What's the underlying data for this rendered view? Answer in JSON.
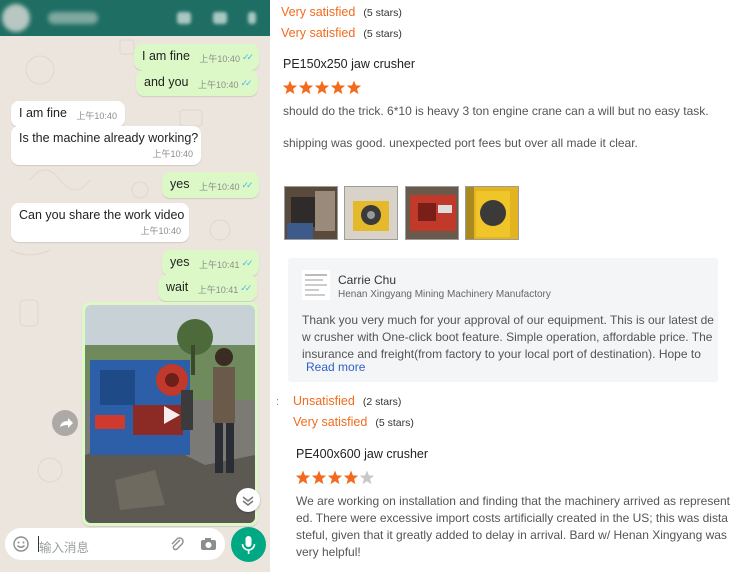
{
  "chat": {
    "messages": [
      {
        "text": "I am fine",
        "time": "上午10:40",
        "dir": "out"
      },
      {
        "text": "and you",
        "time": "上午10:40",
        "dir": "out"
      },
      {
        "text": "I am fine",
        "time": "上午10:40",
        "dir": "in"
      },
      {
        "text": "Is the machine already working?",
        "time": "上午10:40",
        "dir": "in"
      },
      {
        "text": "yes",
        "time": "上午10:40",
        "dir": "out"
      },
      {
        "text": "Can you share the work video",
        "time": "上午10:40",
        "dir": "in"
      },
      {
        "text": "yes",
        "time": "上午10:41",
        "dir": "out"
      },
      {
        "text": "wait",
        "time": "上午10:41",
        "dir": "out"
      }
    ],
    "input_placeholder": "输入消息"
  },
  "reviews": {
    "top_ratings": [
      {
        "label": "Very satisfied",
        "count": "(5 stars)"
      },
      {
        "label": "Very satisfied",
        "count": "(5 stars)"
      }
    ],
    "review1": {
      "product": "PE150x250 jaw crusher",
      "stars": 5,
      "text1": "should do the trick. 6*10 is heavy 3 ton engine crane can a will but no easy task.",
      "text2": "shipping was good.  unexpected port fees but over all made it clear."
    },
    "reply": {
      "name": "Carrie Chu",
      "company": "Henan Xingyang Mining Machinery Manufactory",
      "line1": "Thank you very much for your approval of our equipment. This is our latest de",
      "line2": "w crusher with One-click boot feature. Simple operation, affordable price. The",
      "line3": "insurance and freight(from factory to your local port of destination). Hope to",
      "read_more": "Read more"
    },
    "mid_ratings": [
      {
        "label": "Unsatisfied",
        "count": "(2 stars)"
      },
      {
        "label": "Very satisfied",
        "count": "(5 stars)"
      }
    ],
    "review2": {
      "product": "PE400x600 jaw crusher",
      "stars": 4,
      "text1": "We are working on installation and finding that the machinery arrived as represent",
      "text2": "ed.  There were excessive import costs artificially created in the US; this was dista",
      "text3": "steful, given that it greatly added to delay in arrival.  Bard w/ Henan Xingyang was",
      "text4": "very helpful!"
    },
    "star_color": "#f26b1d"
  },
  "colors": {
    "outgoing_bubble": "#dcf8c6",
    "incoming_bubble": "#ffffff",
    "chat_header": "#1f6e63",
    "mic_button": "#00a884",
    "rating_orange": "#f26b1d",
    "link_blue": "#2f62c8"
  }
}
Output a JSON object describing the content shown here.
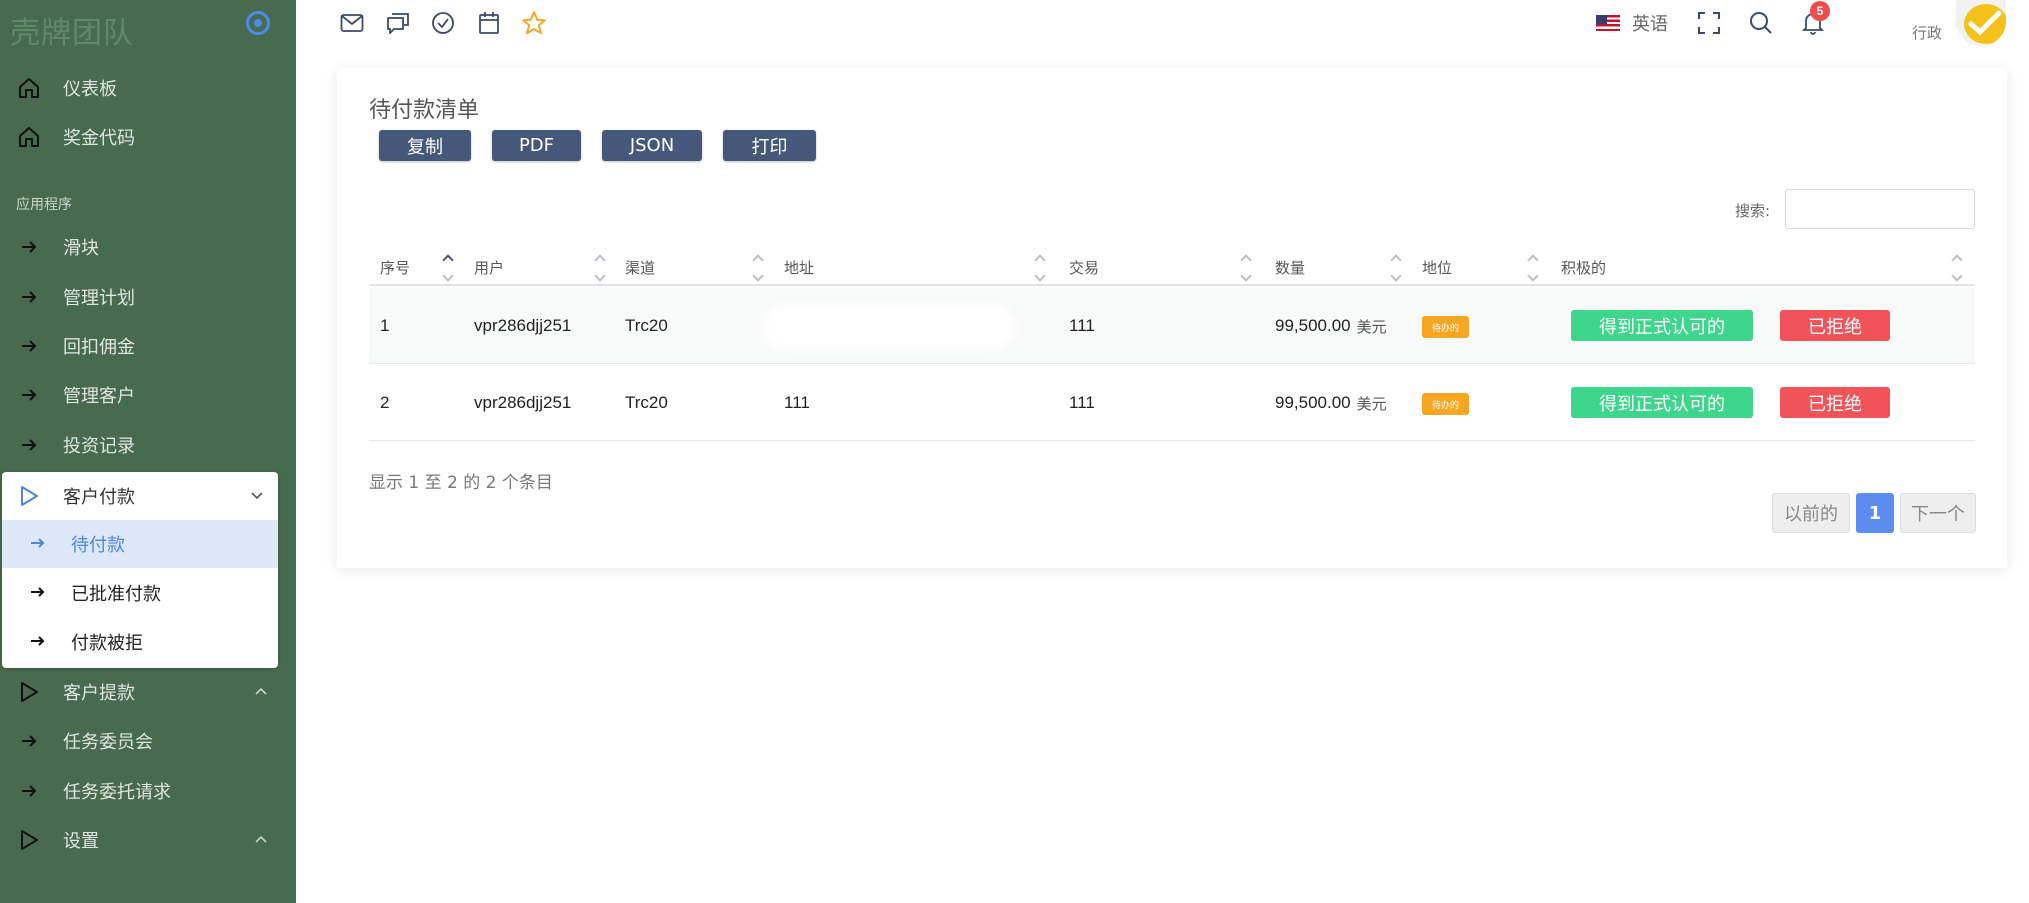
{
  "sidebar": {
    "brand": "壳牌团队",
    "items_top": [
      {
        "label": "仪表板",
        "icon": "home-icon"
      },
      {
        "label": "奖金代码",
        "icon": "home-icon"
      }
    ],
    "section_title": "应用程序",
    "items_app": [
      {
        "label": "滑块"
      },
      {
        "label": "管理计划"
      },
      {
        "label": "回扣佣金"
      },
      {
        "label": "管理客户"
      },
      {
        "label": "投资记录"
      }
    ],
    "group_payments": {
      "label": "客户付款",
      "items": [
        {
          "label": "待付款"
        },
        {
          "label": "已批准付款"
        },
        {
          "label": "付款被拒"
        }
      ]
    },
    "items_bottom": [
      {
        "label": "客户提款",
        "type": "group"
      },
      {
        "label": "任务委员会",
        "type": "link"
      },
      {
        "label": "任务委托请求",
        "type": "link"
      },
      {
        "label": "设置",
        "type": "group"
      }
    ]
  },
  "topbar": {
    "language": "英语",
    "notification_count": "5",
    "user_role": "行政"
  },
  "card": {
    "title": "待付款清单",
    "buttons": [
      "复制",
      "PDF",
      "JSON",
      "打印"
    ],
    "search_label": "搜索:",
    "search_value": "",
    "columns": [
      "序号",
      "用户",
      "渠道",
      "地址",
      "交易",
      "数量",
      "地位",
      "积极的"
    ],
    "rows": [
      {
        "no": "1",
        "user": "vpr286djj251",
        "channel": "Trc20",
        "address": "",
        "txn": "111",
        "amount": "99,500.00",
        "unit": "美元",
        "status": "待办的",
        "approve": "得到正式认可的",
        "reject": "已拒绝"
      },
      {
        "no": "2",
        "user": "vpr286djj251",
        "channel": "Trc20",
        "address": "111",
        "txn": "111",
        "amount": "99,500.00",
        "unit": "美元",
        "status": "待办的",
        "approve": "得到正式认可的",
        "reject": "已拒绝"
      }
    ],
    "info": "显示 1 至 2 的 2 个条目",
    "pagination": {
      "prev": "以前的",
      "current": "1",
      "next": "下一个"
    }
  }
}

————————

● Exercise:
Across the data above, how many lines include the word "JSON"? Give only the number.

● Exercise output:
3